In our parish the major changes took place in 1965 and it seemed that every couple of months after that there was another change. I was in grade 6 and remember spending my winter lunchtimes with the grade 7 Sister, learning these new French responses – I lived in a Francophone parish in Canada.
Contrary to some here, we never experienced dialog Masses in our area prior to going to the vernacular. The idea of the person in the pew speaking in church was foreign to us so it took a long time before you heard much more than a mumble from the congregation. On that first Sunday, finding that people were not responding loudly enough, I made it my mission to lead them, much to my mother’s mortification. She kept grabbing at my sleeve and repeating “Pas si fort!” (Not so loudly!)
For what it’s worth, the Kleenex on the head was very much part of my life and that continued until the late 60s. It’s not true that women stopped wearing hats & veils in the 50s – heck, in North America veils only started appearing after Jackie Kennedy wore one to the Vatican in 1962. Hats were ubiquitous at Mass pretty much until hats ceased to be part of a woman’s wardrobe for other occasions – mid 60s? Oh if you couldn’t afford a hat there was always a kerchief or a beret but even my mother wore a hat even if most of her other clothes were hand-me-downs from her sisters. At some point in the mis 60s small triangular scarves with ties like these, became very popular and we generally had one in our school bag for visits to the church for Mass or Confession.
I should say that to this day in the parish where I grew up nobody but the choir sings. It’s simply not encouraged. We have never had a hymnal in the pews and they change what they sing so often that nobody really has a chance to learn by repetition. The odd time that a visitor comes and sings along because they happen to be singing something he/she knows it will be commented about positively if the person had a great voice, but they aren’t so kindly if it’s an average voice or, like mine, the voice of someone who just likes to sing but to whom pitch and key are foreign words.

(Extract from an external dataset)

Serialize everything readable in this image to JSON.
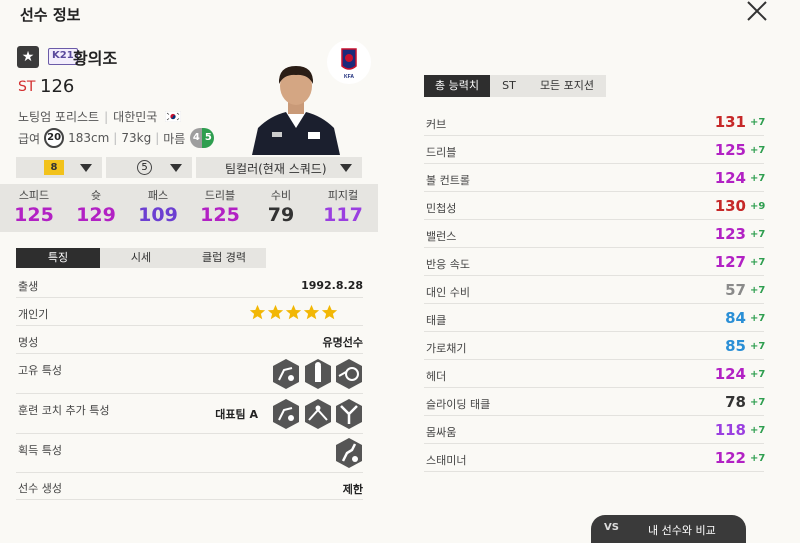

I must say that as a tween I was thrilled with the changes, but by the time I was in my twenties I’d come to realize just what we’d lost when they took sledgehammers & saws to the high altar and altar rails.
There a things I can’t blame on Vat. II. Before it started I was noticing my older cousins and their friends no longer going to Mass. Where their dads and uncles had only gone out on the steps during the sermon for a smoke, they just didn’t bother to go to Mass at all. The world was changing so quickly and The Church was starting to be irrelevant to them.